2015 Fantasy points FOR and AGAINST
See aflrating.com.au’s data for 2015 fantasy points in an easily sortable table.
Using the great data and awesome articles provided by Peter at aflratings.com.au, we have put together a table that is easily sorted to show who averaged the most/least points both for and against.
Some interesting things to note is how dominant the Hawks were. Averaging over 1700 points is a massive effort. It was also a 52.7 improvement on last year and the next best team, West Coast, were 100 points per game behind. The Eagles and the Dockers were the only two teams to average over 1600 points per game.
Five times the Hawks and Dockers scored over 1800 points. North Melbourne, Melbourne, Carlton and Gold Coast didn’t manage to crack that figure during the season.
The Suns scored less than 1500 in 19 games. Carlton and Geelong were next worse with 15 and 10 times.
The most important thing to look at for most fantasy coaches is who restricts scoring or gives up a lot of points.
Richmond were the buzz team this year as the hardest team to score on. They averaged just 1448 points against for the season. Couple this with no teams scoring over 1800 and 17 times they held teams to less than 1500, there is a good reason why we wouldn’t make a captain against them.
Hawthorn, Port Adelaide and Sydney were also very restrictive. North Melbourne and West Coast also stopped quite a few teams combining for 1500.
On the flipside, points flowed freely against Gold Coast. Despite not letting teams score over 1500 on 10 occasions, the Eagles gave up the second most points on average this season. The Bulldogs, Blues and Pies gave up over 1600 points per match.

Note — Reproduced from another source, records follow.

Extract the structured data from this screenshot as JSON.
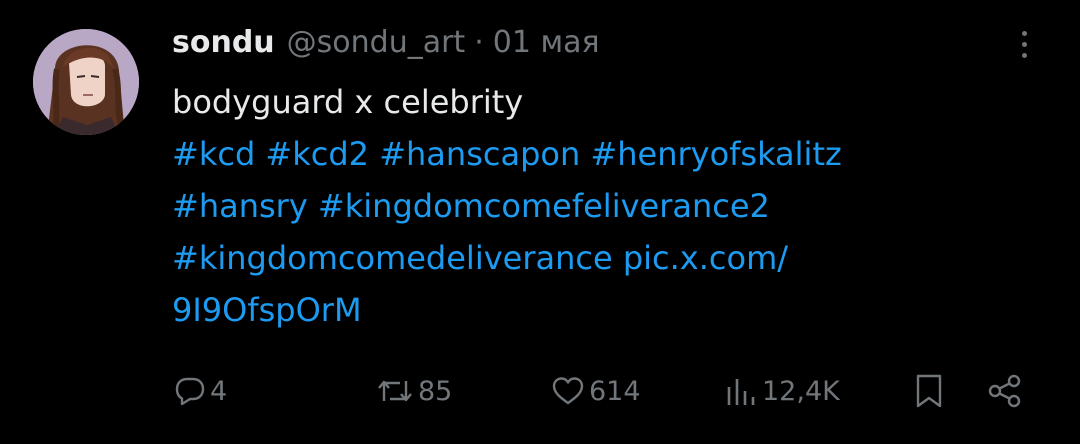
{
  "tweet": {
    "display_name": "sondu",
    "handle": "@sondu_art",
    "separator": "·",
    "date": "01 мая",
    "text_line": "bodyguard x celebrity",
    "hashtags_line1": [
      "#kcd",
      "#kcd2",
      "#hanscapon",
      "#henryofskalitz"
    ],
    "hashtags_line2": [
      "#hansry",
      "#kingdomcomefeliverance2"
    ],
    "hashtag_line3": "#kingdomcomedeliverance",
    "link_part1": "pic.x.com/",
    "link_part2": "9I9OfspOrM"
  },
  "actions": {
    "replies": "4",
    "retweets": "85",
    "likes": "614",
    "views": "12,4K"
  },
  "icons": {
    "reply": "speech-bubble-icon",
    "retweet": "retweet-arrows-icon",
    "like": "heart-icon",
    "views": "bar-chart-icon",
    "bookmark": "bookmark-icon",
    "share": "share-icon",
    "more": "more-vertical-icon"
  },
  "colors": {
    "background": "#000000",
    "text": "#e7e9ea",
    "muted": "#71767b",
    "link": "#1d9bf0"
  }
}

Sort the data below using the cells at the top of the table. Click on the team initials in order to read more about each team.

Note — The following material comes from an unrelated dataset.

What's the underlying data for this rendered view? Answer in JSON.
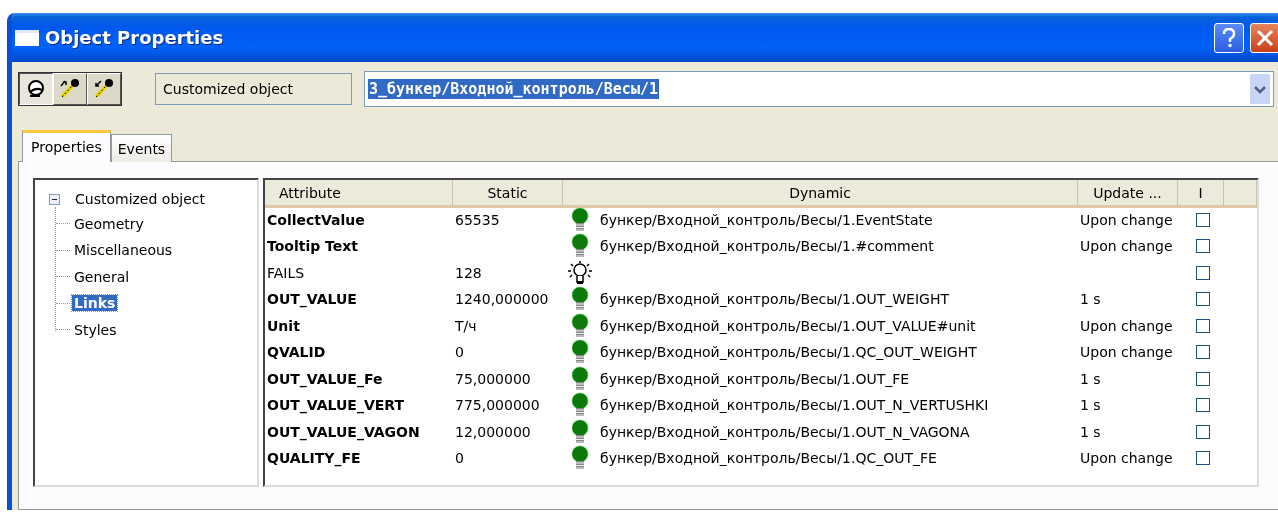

We will have more in depth fixture analysis over the pre-season and easy to access data during the season to help you make decisions for your fantasy teams. This will be especially important for those playing daily fantasy with Moneyball.
Thanks once again to Peter for his excellent research.